Spring 2009 will go on record as one of the most heated student recruitment seasons in the history of higher education. SMU, along with other prestigious public and private institutions, took measures to meet the increasing needs of potential students affected by changing economic circumstances.
At the same time, SMU and its peers strove to maintain the quality of the entering student class in terms of academic scores, leadership skills and diversity. By the opening of the 2009–10 academic year, SMU exceeded its student recruitment goals, directly attributable to a supportive group of scholarship donors.

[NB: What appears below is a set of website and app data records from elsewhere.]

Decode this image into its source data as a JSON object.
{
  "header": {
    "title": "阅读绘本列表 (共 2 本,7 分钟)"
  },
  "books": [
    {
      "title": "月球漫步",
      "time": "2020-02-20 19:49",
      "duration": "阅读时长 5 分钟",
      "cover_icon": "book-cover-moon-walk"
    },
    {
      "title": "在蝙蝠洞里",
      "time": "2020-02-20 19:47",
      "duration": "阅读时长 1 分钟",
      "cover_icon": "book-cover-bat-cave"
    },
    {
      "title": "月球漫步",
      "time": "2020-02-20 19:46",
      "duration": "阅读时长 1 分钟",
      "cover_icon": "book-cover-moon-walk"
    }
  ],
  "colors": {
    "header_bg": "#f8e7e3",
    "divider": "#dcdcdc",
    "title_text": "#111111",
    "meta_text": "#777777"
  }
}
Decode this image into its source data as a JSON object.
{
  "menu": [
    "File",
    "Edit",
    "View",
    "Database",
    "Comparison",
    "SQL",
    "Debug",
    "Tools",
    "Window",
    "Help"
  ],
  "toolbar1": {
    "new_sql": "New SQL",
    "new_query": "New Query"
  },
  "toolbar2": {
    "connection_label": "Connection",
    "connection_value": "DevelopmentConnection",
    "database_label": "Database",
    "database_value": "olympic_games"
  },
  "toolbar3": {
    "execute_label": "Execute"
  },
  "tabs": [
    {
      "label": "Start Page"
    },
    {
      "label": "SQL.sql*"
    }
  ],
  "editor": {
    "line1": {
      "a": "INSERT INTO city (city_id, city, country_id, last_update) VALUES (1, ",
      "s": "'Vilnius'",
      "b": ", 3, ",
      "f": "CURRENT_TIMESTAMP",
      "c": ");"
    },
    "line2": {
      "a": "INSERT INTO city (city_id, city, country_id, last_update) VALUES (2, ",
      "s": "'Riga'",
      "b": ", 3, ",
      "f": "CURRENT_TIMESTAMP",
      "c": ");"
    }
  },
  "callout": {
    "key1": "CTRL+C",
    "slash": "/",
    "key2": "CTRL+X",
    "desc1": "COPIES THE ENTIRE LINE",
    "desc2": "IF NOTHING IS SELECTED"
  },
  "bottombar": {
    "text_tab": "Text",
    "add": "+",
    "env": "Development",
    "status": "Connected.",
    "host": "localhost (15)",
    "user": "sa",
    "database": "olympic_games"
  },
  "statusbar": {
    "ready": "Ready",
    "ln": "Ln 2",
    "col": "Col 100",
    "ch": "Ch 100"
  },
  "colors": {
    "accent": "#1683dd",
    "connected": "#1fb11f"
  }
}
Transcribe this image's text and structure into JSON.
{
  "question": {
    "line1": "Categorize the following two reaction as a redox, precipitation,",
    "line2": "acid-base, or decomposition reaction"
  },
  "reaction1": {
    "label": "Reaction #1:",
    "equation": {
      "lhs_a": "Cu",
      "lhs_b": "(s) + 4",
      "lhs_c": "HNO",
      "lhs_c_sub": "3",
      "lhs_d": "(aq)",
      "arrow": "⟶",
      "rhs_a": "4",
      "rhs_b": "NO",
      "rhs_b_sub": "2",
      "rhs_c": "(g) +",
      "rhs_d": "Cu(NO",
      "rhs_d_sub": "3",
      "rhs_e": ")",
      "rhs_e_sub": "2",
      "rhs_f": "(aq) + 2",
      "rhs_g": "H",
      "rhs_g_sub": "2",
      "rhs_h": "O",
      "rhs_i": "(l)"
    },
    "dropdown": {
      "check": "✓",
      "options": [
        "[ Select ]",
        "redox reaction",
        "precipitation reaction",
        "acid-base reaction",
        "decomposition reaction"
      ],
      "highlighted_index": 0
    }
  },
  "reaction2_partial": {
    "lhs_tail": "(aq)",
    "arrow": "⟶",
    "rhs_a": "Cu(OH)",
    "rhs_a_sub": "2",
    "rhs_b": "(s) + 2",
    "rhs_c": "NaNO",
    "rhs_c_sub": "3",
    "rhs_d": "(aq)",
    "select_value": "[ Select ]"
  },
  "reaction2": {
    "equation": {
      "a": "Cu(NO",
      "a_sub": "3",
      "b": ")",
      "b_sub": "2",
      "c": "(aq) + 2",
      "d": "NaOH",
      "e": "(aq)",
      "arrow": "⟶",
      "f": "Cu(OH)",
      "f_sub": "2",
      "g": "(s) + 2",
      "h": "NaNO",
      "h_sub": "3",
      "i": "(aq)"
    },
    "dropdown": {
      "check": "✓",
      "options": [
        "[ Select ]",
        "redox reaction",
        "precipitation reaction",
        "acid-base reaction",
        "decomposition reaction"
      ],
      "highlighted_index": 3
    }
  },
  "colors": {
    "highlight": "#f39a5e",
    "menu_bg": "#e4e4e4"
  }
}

Trustee David Miller ’72 and his wife, Carolyn, are two such donors. While attending the SMU Board of Trustees meeting in May, he learned of the need for increased scholarships to meet the offerings of other institutions. The Millers decided to respond by funding “capstone” scholarships, which can be used immediately to recruit and retain priority student prospects. The Miller scholarship gift directly resulted in highly desirable students deciding to attend SMU this fall.
“Increasing student quality isn’t only about test scores and rankings,” President R. Gerald Turner says. “Just as important, the quality of the student body supports the teaching and research conducted by faculty, as well as the interchange among students both in and out of the classroom. The right combination of students creates an academic environment that inspires excellence across campus.”
Endowed scholarships provide critical resources that support SMU’s efforts to recruit top students. However, at a time when the University’s endowment is providing fewer dollars because of the economic downturn, gifts that support annually funded scholarships can provide an essential bridge for students who might not otherwise be able to attend the University.
Increasing scholarship resources is a key goal of The Second Century Campaign and strengthens SMU’s ability to recruit the best and brightest. Record numbers of prospective students have applied to SMU in recent years, reflecting the growing awareness of SMU’s quality and offerings. And SMU has proven that investment in scholarships and student recruitment and retention strengthens the University’s ability to compete nationally for these brilliant and creative young minds.
In fact, the average SAT score for entering undergraduates has increased 98 points in the past decade, rising from 1144 to 1242. This puts SMU within reach of its goal of an average SAT score of 1250 next year and at least 1275 by 2015, the centennial of SMU’s opening.
Scholarship programs within specific schools, such as Cox BBA Scholars and Meadows Scholars, have strengthened SMU’s ability to recruit students to those disciplines. We must remain nimble in the new recruitment season this fall as the competition for top prospects nationwide will continue to be aggressive.
“We have proven that SMU is a highly desirable institution for our nation’s top students, and we have survived a trying recruitment year. In 2009–10 we remain vigilant and appreciative for those scholarships that can make a difference now,” says Turner.
To learn about supporting SMU’s student quality, please contact Assistant Vice President for University Development Pam Conlin at 214-768-3738 or firstname.lastname@example.org.